As president, Trump withdrew the United States from the Trans-Pacific Partnership trade deal that included South American and Asian countries, cracked down on immigration, scuttled a temporary protected status program for Salvadorans living in the United States, and threatened to scrap the North American Free Trade Agreement. (Tillerson, for his part, said the agreement needs to be “modernized,” not scrapped.)
But that doesn’t make Tillerson’s trip a lost cause. “It’s a good sign simply that he’s going,” said Earl Wayne, a former U.S. ambassador to Mexico.
“He can do a lot to inject a sense that U.S. policy goes beyond the tweets of our current president,” said the Wilson Center’s Arnson. “Most of the democracies of the region still want a positive relationship with the United States.”
State Department officials say Venezuela is one of Tillerson’s top priorities on his six-day trip, which includes stops in Mexico, Argentina, Peru, Colombia, and Jamaica.
Venezuela, now in its fifth year of crisis, is teetering on the brink of collapse. Venezuelan President Nicolás Maduro has violently quashed protests and worked to consolidate his power ahead of imminent presidential elections as the country’s economy goes into a tailspin, sparking concerns of a humanitarian disaster.
Tillerson also suggested that Venezuela under Maduro could face a military coup, though he stressed Washington was not advocating for regime change.
“I think there will be a change,” he said of Venezuela, noting that militaries “oftentimes” handle regime change in Latin America but saying that peaceful transitions are always preferred. “Whether that will be the case here or not, I do not know,” he said on Thursday, speaking at the University of Texas at Austin, his alma mater.
Tillerson didn’t mince words on his views of Maduro. “The corrupt and hostile regime of Nicolás Maduro in Venezuela clings to a false dream and antiquated vision for the region that has already failed its citizens,” he said.
Jason Marczak, a Latin America expert at the Atlantic Council, said despite its baggage, Trump’s team has the basis for a strong Venezuela policy, including sanctions against the Venezuelan government and close coordination with regional allies like Colombia. “On Venezuela, the administration has walked a fine line in playing a forward-leaning leadership role, but also a behind the scenes convening role,” he said.

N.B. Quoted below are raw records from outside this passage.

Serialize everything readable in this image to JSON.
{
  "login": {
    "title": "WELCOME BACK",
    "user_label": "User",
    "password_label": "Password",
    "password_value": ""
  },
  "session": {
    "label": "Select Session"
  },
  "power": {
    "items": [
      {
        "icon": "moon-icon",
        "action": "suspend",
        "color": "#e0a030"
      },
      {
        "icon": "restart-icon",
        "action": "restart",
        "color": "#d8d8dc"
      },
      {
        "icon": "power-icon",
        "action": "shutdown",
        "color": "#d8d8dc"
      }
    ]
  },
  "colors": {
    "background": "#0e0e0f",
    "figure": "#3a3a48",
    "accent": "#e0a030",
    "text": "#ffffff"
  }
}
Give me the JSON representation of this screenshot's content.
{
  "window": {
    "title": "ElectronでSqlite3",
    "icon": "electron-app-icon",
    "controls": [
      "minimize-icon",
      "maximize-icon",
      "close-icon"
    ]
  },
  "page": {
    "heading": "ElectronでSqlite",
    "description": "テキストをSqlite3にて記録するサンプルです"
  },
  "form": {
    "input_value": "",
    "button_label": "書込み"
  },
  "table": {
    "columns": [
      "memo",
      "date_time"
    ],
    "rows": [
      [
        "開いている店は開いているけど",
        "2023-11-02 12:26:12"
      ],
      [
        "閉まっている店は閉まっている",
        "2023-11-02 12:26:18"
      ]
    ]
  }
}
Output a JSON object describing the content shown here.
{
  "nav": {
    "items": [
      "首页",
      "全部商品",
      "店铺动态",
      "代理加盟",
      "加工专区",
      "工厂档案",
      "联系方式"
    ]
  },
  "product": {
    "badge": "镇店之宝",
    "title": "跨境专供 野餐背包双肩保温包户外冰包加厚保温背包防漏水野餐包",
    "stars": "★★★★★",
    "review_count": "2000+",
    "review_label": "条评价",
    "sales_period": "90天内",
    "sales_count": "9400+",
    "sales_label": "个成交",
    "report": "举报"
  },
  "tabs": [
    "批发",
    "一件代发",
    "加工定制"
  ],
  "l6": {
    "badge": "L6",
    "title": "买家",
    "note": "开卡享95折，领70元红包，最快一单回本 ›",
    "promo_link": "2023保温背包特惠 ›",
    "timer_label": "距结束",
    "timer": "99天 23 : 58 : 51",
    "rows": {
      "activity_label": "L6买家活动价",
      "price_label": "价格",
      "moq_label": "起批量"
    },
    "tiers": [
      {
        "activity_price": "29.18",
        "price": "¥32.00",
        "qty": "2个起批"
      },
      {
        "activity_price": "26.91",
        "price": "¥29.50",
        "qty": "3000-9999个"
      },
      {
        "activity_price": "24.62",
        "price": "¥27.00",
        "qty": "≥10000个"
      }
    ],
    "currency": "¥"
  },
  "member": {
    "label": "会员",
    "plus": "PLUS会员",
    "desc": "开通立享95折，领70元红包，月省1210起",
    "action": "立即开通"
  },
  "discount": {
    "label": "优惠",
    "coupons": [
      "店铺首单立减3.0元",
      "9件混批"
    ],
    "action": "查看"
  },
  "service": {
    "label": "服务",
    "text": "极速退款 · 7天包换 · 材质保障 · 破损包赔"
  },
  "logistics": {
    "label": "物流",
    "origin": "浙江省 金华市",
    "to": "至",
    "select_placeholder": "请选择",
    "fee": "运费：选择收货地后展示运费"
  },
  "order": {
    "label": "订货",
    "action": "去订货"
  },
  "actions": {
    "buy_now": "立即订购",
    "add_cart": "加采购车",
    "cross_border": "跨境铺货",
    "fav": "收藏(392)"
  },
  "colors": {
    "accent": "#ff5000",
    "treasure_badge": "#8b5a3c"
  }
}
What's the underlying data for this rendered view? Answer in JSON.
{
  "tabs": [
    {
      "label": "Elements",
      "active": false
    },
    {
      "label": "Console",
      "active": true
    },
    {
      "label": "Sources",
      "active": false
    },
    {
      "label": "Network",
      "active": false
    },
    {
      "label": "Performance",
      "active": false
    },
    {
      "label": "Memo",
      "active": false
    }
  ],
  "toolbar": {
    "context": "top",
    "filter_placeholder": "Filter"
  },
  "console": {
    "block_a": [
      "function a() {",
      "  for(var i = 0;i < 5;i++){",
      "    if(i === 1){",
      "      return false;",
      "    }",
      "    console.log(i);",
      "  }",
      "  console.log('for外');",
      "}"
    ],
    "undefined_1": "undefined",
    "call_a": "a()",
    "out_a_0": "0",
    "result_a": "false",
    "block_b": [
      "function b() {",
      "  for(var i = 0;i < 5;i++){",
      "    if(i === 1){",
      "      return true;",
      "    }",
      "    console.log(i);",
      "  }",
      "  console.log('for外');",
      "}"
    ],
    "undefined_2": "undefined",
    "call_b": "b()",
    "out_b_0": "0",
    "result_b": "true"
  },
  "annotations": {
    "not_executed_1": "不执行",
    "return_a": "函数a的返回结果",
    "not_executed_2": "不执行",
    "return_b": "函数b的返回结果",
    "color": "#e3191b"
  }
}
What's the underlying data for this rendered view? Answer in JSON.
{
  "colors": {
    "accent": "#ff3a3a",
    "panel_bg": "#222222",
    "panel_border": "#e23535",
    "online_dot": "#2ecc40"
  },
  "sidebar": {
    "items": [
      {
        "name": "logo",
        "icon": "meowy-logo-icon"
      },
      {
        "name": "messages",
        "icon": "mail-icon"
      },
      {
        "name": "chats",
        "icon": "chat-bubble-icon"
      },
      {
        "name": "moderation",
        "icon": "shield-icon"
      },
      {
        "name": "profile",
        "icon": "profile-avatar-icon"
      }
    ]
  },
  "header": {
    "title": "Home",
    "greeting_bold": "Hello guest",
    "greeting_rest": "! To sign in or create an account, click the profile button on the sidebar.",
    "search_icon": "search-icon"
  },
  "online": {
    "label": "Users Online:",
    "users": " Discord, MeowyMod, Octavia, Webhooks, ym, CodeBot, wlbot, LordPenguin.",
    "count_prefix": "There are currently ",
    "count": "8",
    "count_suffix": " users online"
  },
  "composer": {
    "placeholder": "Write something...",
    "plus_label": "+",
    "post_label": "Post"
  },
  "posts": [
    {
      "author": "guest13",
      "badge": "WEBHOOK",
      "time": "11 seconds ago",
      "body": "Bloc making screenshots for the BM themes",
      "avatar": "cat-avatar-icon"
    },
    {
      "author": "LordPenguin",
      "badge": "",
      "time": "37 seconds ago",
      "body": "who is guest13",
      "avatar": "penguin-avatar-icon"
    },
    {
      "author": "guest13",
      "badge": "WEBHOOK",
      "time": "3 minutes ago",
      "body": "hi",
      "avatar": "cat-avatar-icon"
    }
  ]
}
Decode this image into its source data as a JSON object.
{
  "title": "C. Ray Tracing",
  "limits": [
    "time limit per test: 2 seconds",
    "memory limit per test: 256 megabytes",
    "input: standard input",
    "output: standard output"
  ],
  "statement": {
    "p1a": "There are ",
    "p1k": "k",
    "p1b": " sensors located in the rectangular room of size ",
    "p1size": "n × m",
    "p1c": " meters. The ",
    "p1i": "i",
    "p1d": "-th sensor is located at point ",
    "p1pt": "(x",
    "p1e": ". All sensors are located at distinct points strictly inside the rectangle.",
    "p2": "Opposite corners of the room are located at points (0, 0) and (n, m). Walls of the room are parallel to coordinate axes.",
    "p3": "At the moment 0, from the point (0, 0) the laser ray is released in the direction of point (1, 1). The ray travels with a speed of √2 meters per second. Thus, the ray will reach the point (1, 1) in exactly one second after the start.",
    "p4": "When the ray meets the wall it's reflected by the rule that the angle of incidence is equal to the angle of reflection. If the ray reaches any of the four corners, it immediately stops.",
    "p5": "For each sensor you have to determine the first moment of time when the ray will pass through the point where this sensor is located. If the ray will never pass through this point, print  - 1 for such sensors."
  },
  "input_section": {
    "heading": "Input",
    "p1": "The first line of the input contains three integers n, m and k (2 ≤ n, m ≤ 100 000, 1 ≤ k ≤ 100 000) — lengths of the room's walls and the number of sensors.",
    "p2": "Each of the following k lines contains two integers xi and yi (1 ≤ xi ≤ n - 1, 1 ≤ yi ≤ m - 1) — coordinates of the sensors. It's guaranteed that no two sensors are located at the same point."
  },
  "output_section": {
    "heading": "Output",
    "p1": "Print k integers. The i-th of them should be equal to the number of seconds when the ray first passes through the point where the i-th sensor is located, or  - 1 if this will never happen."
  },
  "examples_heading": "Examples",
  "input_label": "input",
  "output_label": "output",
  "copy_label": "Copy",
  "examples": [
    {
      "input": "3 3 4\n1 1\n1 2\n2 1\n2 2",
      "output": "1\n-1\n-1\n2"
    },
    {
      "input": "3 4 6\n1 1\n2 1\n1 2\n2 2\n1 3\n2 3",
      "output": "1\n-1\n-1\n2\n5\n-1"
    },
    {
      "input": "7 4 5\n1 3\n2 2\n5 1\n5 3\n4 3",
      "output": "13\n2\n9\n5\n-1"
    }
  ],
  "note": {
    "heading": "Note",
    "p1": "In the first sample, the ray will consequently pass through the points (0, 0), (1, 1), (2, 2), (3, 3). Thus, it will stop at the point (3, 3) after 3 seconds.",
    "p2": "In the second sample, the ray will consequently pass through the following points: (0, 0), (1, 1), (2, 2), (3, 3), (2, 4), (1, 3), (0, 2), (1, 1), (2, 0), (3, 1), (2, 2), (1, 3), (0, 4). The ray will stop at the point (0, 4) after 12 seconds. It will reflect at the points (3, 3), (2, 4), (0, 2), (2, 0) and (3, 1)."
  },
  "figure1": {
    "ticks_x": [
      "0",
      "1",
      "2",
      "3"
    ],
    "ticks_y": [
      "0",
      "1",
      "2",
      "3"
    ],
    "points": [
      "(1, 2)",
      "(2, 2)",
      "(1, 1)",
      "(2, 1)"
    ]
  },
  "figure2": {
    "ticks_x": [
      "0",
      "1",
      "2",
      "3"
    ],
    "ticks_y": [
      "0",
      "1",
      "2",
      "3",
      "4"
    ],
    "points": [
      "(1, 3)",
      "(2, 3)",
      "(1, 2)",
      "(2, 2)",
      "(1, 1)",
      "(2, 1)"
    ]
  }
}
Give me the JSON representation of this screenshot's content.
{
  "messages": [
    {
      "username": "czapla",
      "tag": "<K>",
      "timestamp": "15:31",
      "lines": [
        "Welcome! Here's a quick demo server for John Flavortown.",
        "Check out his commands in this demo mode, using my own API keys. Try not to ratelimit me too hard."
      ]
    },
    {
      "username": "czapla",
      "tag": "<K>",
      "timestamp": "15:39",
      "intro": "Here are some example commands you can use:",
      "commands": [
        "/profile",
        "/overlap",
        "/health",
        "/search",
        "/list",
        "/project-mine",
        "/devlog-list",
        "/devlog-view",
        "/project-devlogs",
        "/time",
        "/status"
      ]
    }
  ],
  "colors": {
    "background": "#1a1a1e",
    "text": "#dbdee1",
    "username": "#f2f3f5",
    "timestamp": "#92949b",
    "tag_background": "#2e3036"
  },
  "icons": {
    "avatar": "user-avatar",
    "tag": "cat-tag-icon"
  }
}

Marczak said Tillerson should use the trip to corral Latin America around a unified stance on Venezuela before the country veers off a cliff. “There is no end in sight to the crisis in Venezuela, but there needs to be one,” he said.
Another area where Tillerson might get plenty of traction, and even win goodwill, is on energy partnerships with Latin America.
Amid an energy boom in recent years, U.S. exports of crude oil, gasoline, and natural gas have surged. Countries across Latin America are eager customers for U.S. exports — especially now that one of the region’s biggest suppliers, Venezuela, has fractured its own oil industry through chronic ineptitude and mismanagement. And Tillerson, former CEO of oil giant ExxonMobil, may be the perfect man to deliver that pitch.
The U.S. natural gas boom is also finding new customers in Latin America, with American shipments heading to at least five countries there in the second half of 2017, making it the biggest single market for U.S. liquefied gas exports. Smaller countries can now buy inexpensive gas import terminals and get modest amounts of cheap U.S. gas, which has given U.S. exporters new options.
Thirty-six percent of U.S. liquified natural gas exports now go to Latin America, Tillerson noted.
“We have the chance to develop an energy partnership that spans the Western Hemisphere, to the benefit of all of our citizens,” Tillerson said. “We cannot afford to squander this moment.”
Robbie Gramer is a diplomacy and national security reporter at Foreign Policy. Twitter: @RobbieGramer